[Aim of the exercise]
A single number is the expected answer: the count of lines in the listing that hold the word "into".

[Stored data]

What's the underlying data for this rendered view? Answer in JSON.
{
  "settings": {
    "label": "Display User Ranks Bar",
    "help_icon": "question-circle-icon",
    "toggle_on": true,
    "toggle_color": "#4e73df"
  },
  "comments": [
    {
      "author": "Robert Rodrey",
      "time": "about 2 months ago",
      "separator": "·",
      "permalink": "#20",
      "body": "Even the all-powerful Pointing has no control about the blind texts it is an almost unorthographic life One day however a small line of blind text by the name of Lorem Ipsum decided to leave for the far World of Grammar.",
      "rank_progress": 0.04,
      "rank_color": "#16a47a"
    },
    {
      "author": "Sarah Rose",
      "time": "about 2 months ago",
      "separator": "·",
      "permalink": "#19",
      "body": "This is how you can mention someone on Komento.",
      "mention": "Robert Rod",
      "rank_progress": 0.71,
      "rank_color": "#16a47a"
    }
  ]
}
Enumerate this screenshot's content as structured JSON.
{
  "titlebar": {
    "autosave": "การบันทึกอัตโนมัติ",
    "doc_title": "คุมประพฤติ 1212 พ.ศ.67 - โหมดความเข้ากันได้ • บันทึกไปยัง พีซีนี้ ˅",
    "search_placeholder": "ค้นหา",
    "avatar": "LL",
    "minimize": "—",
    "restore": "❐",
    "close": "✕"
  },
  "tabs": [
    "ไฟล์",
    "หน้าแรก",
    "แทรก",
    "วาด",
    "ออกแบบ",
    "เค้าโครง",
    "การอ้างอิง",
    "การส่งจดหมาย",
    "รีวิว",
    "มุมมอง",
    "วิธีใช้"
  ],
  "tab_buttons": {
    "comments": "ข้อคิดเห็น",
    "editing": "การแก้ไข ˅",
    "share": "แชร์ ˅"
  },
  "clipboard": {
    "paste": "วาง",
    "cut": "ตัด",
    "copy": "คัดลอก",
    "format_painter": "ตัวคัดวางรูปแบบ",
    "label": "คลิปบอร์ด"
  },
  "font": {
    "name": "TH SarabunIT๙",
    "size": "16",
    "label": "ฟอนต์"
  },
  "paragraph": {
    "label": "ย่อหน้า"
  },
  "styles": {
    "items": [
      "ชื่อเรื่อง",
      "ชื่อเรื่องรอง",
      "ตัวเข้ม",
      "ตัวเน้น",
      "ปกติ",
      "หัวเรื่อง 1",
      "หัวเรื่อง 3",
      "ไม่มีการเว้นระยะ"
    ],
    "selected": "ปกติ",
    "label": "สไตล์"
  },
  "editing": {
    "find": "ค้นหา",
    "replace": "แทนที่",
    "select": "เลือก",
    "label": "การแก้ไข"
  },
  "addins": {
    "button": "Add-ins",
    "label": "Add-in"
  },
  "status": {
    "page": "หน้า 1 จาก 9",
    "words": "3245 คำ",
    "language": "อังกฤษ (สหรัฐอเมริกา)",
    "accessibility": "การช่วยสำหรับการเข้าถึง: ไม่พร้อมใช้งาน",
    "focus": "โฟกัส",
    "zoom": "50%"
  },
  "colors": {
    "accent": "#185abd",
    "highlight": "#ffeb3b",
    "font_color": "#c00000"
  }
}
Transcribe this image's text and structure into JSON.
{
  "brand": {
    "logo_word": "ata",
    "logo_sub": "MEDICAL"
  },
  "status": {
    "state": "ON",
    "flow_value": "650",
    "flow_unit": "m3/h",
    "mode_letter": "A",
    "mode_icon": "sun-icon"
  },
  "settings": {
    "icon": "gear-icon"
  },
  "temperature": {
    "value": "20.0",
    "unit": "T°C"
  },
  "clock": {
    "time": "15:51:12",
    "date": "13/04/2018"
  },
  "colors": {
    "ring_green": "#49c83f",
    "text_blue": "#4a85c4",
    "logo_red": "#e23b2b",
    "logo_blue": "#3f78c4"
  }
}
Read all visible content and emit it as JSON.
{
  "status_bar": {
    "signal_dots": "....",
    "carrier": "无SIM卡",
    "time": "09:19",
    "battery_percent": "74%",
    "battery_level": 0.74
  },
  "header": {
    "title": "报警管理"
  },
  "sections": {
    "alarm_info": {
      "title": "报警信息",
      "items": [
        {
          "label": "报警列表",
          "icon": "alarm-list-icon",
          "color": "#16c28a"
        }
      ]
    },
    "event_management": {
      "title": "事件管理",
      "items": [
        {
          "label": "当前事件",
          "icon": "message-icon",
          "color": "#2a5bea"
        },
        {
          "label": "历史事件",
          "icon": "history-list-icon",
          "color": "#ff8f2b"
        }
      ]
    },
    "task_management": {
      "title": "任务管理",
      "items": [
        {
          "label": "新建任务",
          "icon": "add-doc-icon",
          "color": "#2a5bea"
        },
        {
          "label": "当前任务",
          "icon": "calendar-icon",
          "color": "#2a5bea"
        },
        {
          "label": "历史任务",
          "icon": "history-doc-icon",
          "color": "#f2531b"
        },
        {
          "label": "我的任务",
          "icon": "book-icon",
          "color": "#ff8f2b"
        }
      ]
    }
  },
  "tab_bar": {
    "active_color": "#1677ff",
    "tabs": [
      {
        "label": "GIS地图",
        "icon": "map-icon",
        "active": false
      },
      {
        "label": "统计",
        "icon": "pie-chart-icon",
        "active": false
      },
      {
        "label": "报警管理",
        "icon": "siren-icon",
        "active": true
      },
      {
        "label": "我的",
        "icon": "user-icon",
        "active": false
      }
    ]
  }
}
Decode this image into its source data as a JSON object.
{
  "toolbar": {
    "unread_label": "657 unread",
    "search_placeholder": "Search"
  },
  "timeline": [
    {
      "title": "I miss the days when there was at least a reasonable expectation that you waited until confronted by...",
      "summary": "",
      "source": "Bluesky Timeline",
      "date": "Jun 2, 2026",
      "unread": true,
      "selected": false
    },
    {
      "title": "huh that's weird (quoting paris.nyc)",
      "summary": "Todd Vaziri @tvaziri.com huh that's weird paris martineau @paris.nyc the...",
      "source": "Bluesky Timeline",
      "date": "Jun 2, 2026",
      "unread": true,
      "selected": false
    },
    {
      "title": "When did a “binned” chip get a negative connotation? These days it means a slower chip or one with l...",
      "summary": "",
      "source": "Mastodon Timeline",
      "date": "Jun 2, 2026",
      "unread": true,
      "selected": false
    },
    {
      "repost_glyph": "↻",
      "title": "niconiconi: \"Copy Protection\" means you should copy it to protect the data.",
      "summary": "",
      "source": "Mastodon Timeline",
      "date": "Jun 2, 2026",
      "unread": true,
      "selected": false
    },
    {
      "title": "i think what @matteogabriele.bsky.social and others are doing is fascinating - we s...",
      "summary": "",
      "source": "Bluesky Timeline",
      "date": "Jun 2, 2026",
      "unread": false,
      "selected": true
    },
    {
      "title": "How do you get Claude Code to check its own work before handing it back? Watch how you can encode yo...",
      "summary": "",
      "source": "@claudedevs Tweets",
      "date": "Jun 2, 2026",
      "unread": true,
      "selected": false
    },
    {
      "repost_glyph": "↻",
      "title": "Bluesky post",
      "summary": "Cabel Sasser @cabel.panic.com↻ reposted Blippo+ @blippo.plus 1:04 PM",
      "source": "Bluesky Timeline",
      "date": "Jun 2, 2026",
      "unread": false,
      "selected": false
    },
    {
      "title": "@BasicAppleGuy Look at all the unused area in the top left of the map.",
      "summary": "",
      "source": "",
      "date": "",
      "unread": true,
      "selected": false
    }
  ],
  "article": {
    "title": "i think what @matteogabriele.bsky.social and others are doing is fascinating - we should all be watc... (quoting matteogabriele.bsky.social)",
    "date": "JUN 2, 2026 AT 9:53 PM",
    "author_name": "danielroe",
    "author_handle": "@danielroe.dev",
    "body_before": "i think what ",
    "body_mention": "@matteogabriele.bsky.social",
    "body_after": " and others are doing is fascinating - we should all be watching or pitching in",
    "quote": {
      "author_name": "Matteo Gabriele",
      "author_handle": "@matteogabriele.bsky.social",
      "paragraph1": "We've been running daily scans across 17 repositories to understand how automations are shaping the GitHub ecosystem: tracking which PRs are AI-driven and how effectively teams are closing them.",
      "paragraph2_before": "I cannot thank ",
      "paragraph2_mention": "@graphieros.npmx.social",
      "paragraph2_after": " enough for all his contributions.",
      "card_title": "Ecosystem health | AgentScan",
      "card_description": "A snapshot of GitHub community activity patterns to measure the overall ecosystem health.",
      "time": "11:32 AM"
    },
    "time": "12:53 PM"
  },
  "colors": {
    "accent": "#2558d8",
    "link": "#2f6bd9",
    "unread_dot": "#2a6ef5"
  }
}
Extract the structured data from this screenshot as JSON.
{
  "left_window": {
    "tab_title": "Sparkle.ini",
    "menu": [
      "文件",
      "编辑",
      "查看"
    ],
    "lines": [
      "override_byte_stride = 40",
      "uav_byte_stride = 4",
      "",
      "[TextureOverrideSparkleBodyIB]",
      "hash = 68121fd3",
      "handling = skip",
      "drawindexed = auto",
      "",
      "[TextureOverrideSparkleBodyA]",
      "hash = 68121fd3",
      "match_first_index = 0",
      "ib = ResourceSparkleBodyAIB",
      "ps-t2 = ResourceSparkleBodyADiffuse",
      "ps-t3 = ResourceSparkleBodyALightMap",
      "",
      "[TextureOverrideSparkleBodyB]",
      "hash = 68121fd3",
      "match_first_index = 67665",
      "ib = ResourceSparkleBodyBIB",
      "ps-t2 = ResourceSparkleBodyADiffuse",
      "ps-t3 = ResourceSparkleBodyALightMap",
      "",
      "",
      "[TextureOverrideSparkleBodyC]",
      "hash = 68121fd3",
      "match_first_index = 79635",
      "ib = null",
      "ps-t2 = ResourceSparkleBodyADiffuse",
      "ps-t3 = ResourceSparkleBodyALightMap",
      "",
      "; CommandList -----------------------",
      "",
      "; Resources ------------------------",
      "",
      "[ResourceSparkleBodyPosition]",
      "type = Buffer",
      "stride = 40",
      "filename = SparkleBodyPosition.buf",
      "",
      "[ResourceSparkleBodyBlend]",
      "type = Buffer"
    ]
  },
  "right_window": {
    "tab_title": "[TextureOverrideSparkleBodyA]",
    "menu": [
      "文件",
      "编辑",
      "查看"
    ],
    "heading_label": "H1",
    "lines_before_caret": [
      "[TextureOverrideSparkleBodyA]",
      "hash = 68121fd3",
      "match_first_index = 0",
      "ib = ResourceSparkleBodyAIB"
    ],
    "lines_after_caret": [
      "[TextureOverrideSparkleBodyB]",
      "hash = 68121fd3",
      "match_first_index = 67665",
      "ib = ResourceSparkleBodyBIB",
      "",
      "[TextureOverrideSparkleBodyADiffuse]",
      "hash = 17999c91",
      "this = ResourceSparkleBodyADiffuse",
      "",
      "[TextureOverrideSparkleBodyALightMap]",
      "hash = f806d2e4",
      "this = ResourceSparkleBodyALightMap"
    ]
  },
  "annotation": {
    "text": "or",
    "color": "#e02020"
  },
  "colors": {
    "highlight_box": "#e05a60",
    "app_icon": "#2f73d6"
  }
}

[Completed exercise]
2